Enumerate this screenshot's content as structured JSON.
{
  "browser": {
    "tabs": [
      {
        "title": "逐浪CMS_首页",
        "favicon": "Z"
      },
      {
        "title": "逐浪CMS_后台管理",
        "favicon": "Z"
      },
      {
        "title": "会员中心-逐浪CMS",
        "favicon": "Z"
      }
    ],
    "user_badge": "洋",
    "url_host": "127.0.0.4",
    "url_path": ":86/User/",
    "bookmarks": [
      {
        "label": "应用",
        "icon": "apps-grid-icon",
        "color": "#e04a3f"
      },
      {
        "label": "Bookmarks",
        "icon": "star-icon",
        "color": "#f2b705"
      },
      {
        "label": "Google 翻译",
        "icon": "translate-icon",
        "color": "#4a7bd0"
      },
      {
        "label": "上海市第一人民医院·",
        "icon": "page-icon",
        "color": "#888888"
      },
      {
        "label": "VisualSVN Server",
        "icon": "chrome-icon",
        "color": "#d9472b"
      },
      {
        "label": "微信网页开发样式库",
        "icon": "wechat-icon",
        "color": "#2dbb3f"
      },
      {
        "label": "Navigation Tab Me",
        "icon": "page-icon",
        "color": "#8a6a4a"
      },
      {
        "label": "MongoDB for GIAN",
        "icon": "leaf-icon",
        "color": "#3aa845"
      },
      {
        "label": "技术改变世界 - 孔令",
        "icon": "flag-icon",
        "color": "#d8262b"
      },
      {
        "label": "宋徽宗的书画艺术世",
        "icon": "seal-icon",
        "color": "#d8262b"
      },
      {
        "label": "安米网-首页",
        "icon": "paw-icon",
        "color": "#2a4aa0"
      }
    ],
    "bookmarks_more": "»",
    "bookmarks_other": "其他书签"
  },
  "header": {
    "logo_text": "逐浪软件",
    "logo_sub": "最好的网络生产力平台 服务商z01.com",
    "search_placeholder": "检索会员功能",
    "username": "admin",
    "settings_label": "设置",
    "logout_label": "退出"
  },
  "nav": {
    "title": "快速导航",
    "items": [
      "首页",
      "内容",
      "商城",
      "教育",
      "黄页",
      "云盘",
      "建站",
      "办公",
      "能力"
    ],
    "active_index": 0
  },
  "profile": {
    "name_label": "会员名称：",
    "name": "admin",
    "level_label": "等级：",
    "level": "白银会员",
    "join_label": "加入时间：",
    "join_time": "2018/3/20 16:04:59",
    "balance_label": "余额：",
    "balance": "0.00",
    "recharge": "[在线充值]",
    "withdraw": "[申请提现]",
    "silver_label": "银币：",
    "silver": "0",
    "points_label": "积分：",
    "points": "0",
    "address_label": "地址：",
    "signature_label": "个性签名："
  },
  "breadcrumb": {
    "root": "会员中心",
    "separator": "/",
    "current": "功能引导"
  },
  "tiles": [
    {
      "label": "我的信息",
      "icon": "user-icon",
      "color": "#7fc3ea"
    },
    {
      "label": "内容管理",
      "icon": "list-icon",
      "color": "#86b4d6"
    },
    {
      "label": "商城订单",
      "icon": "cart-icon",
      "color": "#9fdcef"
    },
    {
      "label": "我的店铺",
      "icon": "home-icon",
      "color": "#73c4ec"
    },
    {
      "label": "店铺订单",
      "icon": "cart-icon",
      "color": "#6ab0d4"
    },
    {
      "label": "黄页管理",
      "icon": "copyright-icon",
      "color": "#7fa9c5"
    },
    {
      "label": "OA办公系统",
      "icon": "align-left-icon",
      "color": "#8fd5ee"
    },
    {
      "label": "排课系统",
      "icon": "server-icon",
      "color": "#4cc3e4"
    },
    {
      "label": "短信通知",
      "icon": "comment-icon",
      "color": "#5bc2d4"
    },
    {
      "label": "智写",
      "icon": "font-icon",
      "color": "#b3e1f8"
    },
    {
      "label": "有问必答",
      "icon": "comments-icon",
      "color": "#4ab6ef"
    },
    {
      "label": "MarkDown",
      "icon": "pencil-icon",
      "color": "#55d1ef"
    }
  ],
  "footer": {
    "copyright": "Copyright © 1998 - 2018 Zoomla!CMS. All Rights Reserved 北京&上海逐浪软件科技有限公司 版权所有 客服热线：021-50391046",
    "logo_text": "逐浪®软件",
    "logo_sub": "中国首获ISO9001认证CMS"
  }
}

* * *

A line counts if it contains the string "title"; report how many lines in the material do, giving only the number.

OUTPUT BELOW →
4